Derek Landy is that boy at school who would always sneak up behind you and yank your chair away just before your bottom landed on it. So that said bottom would instead meet concrete floor – and there would be much gnashing of teeth and wailing.
There’s good and bad in this.
The good lies in the fact that even though the release of Skullduggery Pleasant: Resurrection makes it the Irish writer’s 10th book in the series – with two companion books, novella The Maleficent Seven and short story collection Armageddon Outta Here – he’s still able to maintain his energy (usually frenetic) and pace (often breakneck).
The mildly bad lies in the sense of trepidation with which I tend to approach his books, because I now expect a freaky twist at every turn. And the occasional nasty emotional wrench (I still harbour a tiny bit of seething resentment at the ending of American Monsters, the last book in his Demon Road series).
Resurrection is both part of the original series, and not.
The ninth book, The Dying Of The Light, had an air of finality about it – but Landy has been quoted as saying that when he was writing Last Stand Of Dead Men (Book #8), he realised that the stories of protagonists Skullduggery, the suave skeleton detective, and his partner Valkyrie Cain, just weren’t over.
So Resurrection continues their stories five years later, as they fight evil in all shapes, sizes and supernatural flavours. But it’s also a slight reboot of the series, introducing a new protagonist to turn the team into a trio.
Omen Darkly is an almost-hero 14-year-old student at Corrival Academy, as endearing in his early acceptance of his fate to blend into the background as he is when he meets Skullduggery and Valkyrie and realises that maybe he doesn’t have to. Maybe, this time, he can be a hero.
When a secret society of sinister sorcerers wants to enact human genocide, they decide that the way to go about it is to resurrect someone even more evil than themselves. Skullduggery can’t handle them alone, so he drags Valkyrie out of her self-imposed, nightmare-drenched retirement for just 24 hours. And Omen gets dragged into the mix, since nefarious secret societies thrive on brainwashed students (a message in there somewhere).
Running parallel: Valkyrie’s invincible-seeming alter ego Darquesse was banished by trickery in the last book, not might or magic.
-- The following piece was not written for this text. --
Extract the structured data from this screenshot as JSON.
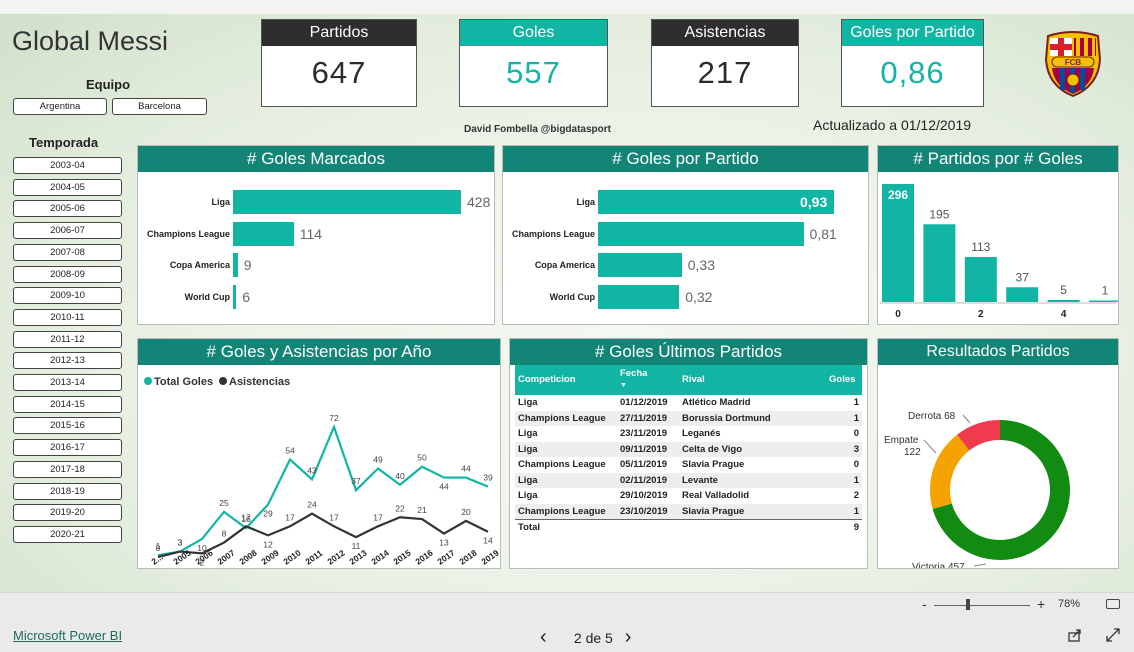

So is she really gone?
This book has a slightly more sober tone than the previous instalments, and while the sparky banter between characters – especially Skullduggery and Valkyrie – is intact, it also shows a bit of wear and tear in places. There’s quite a bit of exposition – because the reboot does need to be set up – which can feel a bit draggy. And the book also splits itself into multiple POV chapters, which lends a disjointed air.
But the writing remains pretty sharp and enjoyable, the pace draws you in, and there’s a very current feel to things – no prizes for guessing which president Landy makes reference to. Above all, though, I think fans read this series for its characters – they’re easy to get attached to.
Readers have seen Valkyrie grow from a mouthy tween, thrilled to discover a world of magic, to a battle-hardened 24-year-old, suffering from what looks like post-traumatic stress disorder after Darquesse massacred hundreds in the Battle of Roarhaven.
Valkyrie’s state of mind – and her powers, which seem to be in flux – have a lot to do with setting that darker tone. Skullduggery remains quite unchanged, an advantage of being an undying skeleton. Omen is a likeable addition, and fan favourites like China Sorrows and Fletcher Renn make welcome appearances too.
Skullduggery’s second wind series will also allow Landy to explore some of the open plot points from the previous series, such as the secret in Valkyrie’s blood and the subject of Ghastly’s fate. Because really, the vision of Ghastly and Tanith was alluded to so often in previous books that it was a subject of real irritation when The Dying Of The Light closed without any resolution to it.
Landy obviously doesn’t believe in coddling readers, so get stuck into Resurrection only after reading the previous books. Otherwise, though you would be in for an enjoyable ride you may find yourself wondering about histories, powers and relationships – because, after all, Landy loves pulling the rug out, so the twists and turns have been plentiful.
Resurrection (Skulduggery Pleasant #10)
Author: Derek Landy
Publisher: HarperCollins Children’sBooks, young adult fantasy